Over time, increase the amount that you’re saving. It might take years, but eventually you’ll have a very comfy cushion to fall back on, should you ever need it. And really, it’s okay if it takes years! Just the mere existence of a cushion allows you to focus on other things (and keep building a bigger cushion), because you’re not constantly being sent back to square one/back into debt the minute something unexpected happens.
Saving for an emergency fund is NOT fun — or at least, it wasn’t for me, and I am someone who really loves saving :) A good emergency fund is B-O-R-I-N-G. It has to be an account with easy access and basically zero risk, which typically means a standard savings account. With our current low interest rates (0.75% on mine right now), your returns are going to be tiny even on a large chunk of money.
Worse, there’s no anticipation of saving up for something fun, like a vacation or a wedding. At the end, you won’t have anything to show for your work, like a house, since most of us don’t go around flashing our bank statements. The motivator here is lifelong financial security, which, while AMAZING when you step back and think about, is not as gratifying in the short term.
BUT, the AWESOME thing about an emergency fund, is that once you fund it, you can check it off and move on, unlike, say, retirement savings. Even if you are forced to dip into your fund, it’s unlikely you’d need to wipe it out in one go. And if, at the end of your life, you still have a fully funded emergency fund? Well, you’ll just have more to give away — not such a bad problem to have :)
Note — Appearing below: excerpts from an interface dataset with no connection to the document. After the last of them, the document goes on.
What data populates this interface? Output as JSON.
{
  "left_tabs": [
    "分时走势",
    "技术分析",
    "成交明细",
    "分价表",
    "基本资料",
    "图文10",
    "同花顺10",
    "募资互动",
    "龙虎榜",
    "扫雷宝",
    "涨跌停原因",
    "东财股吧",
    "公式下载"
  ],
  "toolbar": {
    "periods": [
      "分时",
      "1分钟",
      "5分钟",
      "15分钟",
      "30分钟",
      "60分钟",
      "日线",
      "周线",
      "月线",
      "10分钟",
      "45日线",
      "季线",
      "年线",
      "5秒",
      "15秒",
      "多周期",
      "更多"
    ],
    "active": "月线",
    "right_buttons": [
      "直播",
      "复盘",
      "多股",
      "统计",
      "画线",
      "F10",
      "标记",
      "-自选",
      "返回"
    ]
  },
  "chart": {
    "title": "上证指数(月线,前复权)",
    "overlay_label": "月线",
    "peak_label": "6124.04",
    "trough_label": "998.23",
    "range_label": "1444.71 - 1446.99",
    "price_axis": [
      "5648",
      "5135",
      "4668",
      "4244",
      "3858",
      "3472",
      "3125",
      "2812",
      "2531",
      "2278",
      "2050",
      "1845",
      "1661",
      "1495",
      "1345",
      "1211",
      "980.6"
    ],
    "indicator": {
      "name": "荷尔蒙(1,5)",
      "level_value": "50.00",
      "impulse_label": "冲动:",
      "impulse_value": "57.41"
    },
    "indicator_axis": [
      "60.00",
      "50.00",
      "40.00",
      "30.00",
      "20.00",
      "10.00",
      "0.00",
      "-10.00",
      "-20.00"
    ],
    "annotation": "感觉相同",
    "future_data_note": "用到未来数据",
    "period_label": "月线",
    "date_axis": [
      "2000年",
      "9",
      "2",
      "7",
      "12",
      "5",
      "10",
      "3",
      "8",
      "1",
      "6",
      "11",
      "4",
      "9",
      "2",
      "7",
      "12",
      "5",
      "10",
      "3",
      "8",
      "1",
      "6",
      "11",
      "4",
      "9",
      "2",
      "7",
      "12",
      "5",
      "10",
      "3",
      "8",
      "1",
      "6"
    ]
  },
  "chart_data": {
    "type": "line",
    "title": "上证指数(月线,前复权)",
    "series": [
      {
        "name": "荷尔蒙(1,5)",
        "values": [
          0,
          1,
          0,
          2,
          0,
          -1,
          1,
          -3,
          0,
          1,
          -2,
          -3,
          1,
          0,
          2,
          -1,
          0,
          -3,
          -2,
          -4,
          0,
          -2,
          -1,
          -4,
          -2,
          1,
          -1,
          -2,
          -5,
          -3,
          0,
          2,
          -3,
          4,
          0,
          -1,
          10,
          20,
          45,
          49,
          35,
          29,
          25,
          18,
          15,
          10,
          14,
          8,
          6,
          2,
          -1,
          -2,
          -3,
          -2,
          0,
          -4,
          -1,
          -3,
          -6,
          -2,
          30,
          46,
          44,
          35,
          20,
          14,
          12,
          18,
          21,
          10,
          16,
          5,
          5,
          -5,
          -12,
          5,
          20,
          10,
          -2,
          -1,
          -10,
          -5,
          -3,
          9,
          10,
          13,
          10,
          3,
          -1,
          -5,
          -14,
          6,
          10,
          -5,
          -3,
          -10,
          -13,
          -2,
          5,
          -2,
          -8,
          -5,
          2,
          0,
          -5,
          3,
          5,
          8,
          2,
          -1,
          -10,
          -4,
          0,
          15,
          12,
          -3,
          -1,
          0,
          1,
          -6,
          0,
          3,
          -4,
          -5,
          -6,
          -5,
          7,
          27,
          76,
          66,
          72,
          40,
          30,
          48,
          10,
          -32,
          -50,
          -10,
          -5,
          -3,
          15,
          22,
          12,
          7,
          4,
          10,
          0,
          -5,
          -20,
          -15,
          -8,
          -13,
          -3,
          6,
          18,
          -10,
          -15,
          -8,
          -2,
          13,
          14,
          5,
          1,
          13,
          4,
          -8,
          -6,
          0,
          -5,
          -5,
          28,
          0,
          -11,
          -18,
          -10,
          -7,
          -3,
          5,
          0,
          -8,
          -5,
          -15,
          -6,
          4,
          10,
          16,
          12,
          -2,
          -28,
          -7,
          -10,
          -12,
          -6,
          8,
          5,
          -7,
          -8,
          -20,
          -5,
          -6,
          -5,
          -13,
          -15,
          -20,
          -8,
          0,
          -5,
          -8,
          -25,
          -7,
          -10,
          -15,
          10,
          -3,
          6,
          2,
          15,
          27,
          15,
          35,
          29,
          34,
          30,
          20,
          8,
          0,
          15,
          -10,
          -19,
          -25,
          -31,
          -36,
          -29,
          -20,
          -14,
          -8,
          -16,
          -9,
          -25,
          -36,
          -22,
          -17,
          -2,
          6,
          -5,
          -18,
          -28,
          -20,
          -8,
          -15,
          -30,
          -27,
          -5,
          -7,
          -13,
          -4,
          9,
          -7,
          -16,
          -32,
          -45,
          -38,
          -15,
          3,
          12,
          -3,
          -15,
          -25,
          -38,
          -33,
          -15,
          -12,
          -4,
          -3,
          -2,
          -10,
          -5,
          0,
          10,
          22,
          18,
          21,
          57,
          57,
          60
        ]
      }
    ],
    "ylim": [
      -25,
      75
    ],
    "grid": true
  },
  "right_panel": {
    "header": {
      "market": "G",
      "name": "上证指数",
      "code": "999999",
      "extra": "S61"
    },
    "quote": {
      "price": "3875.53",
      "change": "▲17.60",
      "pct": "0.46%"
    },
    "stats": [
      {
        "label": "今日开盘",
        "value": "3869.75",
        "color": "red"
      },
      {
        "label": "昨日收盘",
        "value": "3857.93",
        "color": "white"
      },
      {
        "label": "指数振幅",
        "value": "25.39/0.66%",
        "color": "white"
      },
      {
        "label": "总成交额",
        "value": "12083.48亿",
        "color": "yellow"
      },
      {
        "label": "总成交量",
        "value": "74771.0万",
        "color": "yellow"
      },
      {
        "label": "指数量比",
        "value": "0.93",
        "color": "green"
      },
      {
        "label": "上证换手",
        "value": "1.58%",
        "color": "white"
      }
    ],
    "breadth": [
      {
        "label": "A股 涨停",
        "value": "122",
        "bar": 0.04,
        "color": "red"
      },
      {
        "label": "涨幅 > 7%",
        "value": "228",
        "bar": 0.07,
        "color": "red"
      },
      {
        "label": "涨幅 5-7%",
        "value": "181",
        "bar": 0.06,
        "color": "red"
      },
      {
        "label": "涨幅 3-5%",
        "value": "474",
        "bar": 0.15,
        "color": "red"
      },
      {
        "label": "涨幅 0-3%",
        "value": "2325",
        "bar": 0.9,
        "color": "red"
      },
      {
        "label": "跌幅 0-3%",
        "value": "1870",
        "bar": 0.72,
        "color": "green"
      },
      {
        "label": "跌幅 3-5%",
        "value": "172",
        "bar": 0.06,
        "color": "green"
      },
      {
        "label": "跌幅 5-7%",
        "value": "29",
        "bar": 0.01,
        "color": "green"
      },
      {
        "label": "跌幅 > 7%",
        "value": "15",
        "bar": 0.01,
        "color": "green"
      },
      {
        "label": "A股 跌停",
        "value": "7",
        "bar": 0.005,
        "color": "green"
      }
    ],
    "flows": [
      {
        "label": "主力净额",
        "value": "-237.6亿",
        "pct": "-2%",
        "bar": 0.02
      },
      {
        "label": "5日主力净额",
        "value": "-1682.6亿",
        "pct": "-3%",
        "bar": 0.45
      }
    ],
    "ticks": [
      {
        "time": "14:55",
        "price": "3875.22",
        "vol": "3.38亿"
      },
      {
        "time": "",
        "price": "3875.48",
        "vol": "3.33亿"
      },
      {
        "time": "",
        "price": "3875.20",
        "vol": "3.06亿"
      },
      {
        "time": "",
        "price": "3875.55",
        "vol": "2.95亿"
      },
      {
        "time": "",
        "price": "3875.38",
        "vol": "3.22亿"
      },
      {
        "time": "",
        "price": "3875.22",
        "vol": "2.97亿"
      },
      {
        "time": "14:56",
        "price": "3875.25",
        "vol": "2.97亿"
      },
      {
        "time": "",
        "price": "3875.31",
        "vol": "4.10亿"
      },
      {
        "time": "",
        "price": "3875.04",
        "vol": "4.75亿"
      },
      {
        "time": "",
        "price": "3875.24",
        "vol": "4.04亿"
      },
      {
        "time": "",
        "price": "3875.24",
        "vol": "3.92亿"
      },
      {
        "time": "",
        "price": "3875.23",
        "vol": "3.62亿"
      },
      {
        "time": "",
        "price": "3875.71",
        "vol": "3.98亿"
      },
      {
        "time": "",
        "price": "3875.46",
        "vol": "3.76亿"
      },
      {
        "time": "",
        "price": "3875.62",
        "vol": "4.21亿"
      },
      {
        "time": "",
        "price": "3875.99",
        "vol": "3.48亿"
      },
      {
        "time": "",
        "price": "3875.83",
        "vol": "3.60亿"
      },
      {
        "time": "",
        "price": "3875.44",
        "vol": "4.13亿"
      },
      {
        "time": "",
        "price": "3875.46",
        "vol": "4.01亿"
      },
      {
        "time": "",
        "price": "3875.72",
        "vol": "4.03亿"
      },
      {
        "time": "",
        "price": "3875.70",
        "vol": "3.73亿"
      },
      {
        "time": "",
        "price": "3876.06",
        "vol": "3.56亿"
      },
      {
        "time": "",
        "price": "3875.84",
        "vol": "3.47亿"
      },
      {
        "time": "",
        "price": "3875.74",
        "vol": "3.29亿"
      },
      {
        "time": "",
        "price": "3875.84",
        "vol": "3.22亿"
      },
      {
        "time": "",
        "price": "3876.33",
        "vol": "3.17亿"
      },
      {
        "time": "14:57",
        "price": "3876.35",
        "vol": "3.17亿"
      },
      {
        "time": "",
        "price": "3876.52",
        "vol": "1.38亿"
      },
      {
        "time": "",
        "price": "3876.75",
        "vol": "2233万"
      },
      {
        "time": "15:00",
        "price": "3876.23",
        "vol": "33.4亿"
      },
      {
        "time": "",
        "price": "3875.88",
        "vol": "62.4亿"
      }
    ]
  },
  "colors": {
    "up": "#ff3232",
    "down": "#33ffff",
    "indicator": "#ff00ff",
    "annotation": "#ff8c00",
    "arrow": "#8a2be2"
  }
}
Here are my three best reasons why YOU (yes, you!) should get started with an emergency fund today:
1) It takes no time. You just need a savings account and an automatic transfer, and you can set it and forget it. There’s no need to monitor the account closely.
2) It takes no experience. Again, the investment tool is very simple and stable, so there’s almost no way to do it “wrong” — unless you don’t do it at all.
3) It takes not very much money. Unlike, say, paying off debt, it’s okay if you go slower on this one. I would suggest making an initial contribution of $250 or $500, or $1000 if you can swing it, but from there, start with whatever monthly contribution is comfortable for your budget and try to increase the amount every year.
YOU can do this friends! And you will feel so good when you do, I promise!!
So tell me: Have I convinced you? Do you already have a separate emergency fund, fully funded or not? If fully funded, how long did it take you to get there? If not, are you going to start one today? :) Any questions I didn’t answer?
As a reminder, my advice is meant for someone in a generally stable financial position. If you are facing serious financial problems or significant debt, I would suggest seeking professional help, as there are likely other steps you should prioritize.